Through the valley

I have been going through somewhat of a valley spiritually-speaking over the past few months. We have only been to church twice since Honey’s accident, and we are currently trying to decide which direction to take on that front. Being part of a congregation over the past few years has been an overwhelmingly positive experience, but I also enjoy lazy Sunday mornings at home. Even more so since some of our closest friends are no longer attending services.

One thing I’ve learned over the past several weeks is that many of the fellow worshipers I thought were true friends, actually aren’t. No cards, phone calls, emails, text messages, Facebook pokes… nothing. I realize friendship is a two-way street, but a simple “We miss you!” can go a long way toward easing feelings of isolation and loneliness.
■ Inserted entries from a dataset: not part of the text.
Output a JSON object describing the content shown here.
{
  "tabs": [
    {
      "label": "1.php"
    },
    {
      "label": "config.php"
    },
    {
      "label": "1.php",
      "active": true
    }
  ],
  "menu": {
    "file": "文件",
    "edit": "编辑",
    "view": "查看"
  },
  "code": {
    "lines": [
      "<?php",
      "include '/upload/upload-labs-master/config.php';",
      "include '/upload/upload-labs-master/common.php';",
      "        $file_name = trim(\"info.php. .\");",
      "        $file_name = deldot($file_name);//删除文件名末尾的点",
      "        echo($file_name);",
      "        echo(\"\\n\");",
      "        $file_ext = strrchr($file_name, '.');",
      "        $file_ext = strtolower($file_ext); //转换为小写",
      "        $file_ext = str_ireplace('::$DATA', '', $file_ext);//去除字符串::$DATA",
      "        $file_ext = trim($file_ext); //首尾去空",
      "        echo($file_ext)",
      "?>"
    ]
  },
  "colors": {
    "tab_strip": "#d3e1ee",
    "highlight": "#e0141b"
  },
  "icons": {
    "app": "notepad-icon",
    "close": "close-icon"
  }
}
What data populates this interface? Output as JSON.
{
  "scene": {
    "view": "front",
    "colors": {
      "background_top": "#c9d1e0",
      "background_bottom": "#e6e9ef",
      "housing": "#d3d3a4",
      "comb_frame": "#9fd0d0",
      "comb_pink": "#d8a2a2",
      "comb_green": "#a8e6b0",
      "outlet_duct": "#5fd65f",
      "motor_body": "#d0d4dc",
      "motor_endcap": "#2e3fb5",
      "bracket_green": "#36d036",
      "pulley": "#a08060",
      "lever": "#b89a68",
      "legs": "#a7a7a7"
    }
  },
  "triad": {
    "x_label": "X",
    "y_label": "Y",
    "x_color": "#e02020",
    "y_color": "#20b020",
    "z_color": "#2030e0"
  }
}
Religion has never been an easy thing for me. It often feels like a handicap that must be struggled through in the hopes of attaining some eternal reward. I don’t like the monotony of religious tradition or the arrogance of doctrine. So much of it seems elementary – a jagged little pill I must swallow every week. I’m much more content to figure it out for myself, rather than allowing someone else to tell me which path the journey should take.

I read too much, question too much, and believe too little. I keep hoping a light bulb/aha moment will wash all of my hesitation and fear away, but the older I get, the less likely it seems that such a thing will occur.

For me, God has become a concept; a way to explain how everything my senses reveal came into being. I refuse to deny His/Her existence simply because it might not make logical sense to believe. Nothing really makes sense if you think about it long enough (space, for instance). Religion certainly falls into that category.

I take nothing lightly; in fact, I agonize over these things. It just seems like I keep coming back to the same conclusions time after time, which means that I have to eventually be honest with myself about what I believe – or don’t believe. Unfortunately, those moments of realization usually include a mixture of anxiety and sadness.

This post isn’t really going anywhere, but I just needed to get these thoughts on screen so that they might be a little easier for me to organize. I’ll try to write something a little more coherent next time. ;)

Shocking the Aflac agent

Honey came to visit me at work this afternoon, a little while before a couple of women peddling Aflac insurance arrived. One of the ladies, a tall blonde, kept looking at me with an air of familiarity. After answering a barrage of questions in an attempt to determine where our lives might have previously intersected – like where I graduated from and worked previously – she inquired if I am married.

Taken aback, I paused for a second before saying, “Partnered.” She seemed a little confused, so I reached over and patted Honey on the knee as I said, “This is my partner.” Considering I shocked myself with that statement, I can’t begin to imagine what she must have thought.

I despise being asked about my marital status. Calling it a “sore subject” would be severely underestimating how I feel about it. I am just as committed to my relationship as any other married person, and I refuse to label myself as single or unmarried just because the government doesn’t recognize my union. Yet, technically, I cannot claim to be married. Until we receive some form of legal recognition of our relationship, we are in limbo and completely disregarded by most of society.

We never figured out why we looked so familiar to one another, but further conversation revealed her to be socially conservative. I hope my honesty gave her some food for thought, but that’s probably being a little overly optimistic.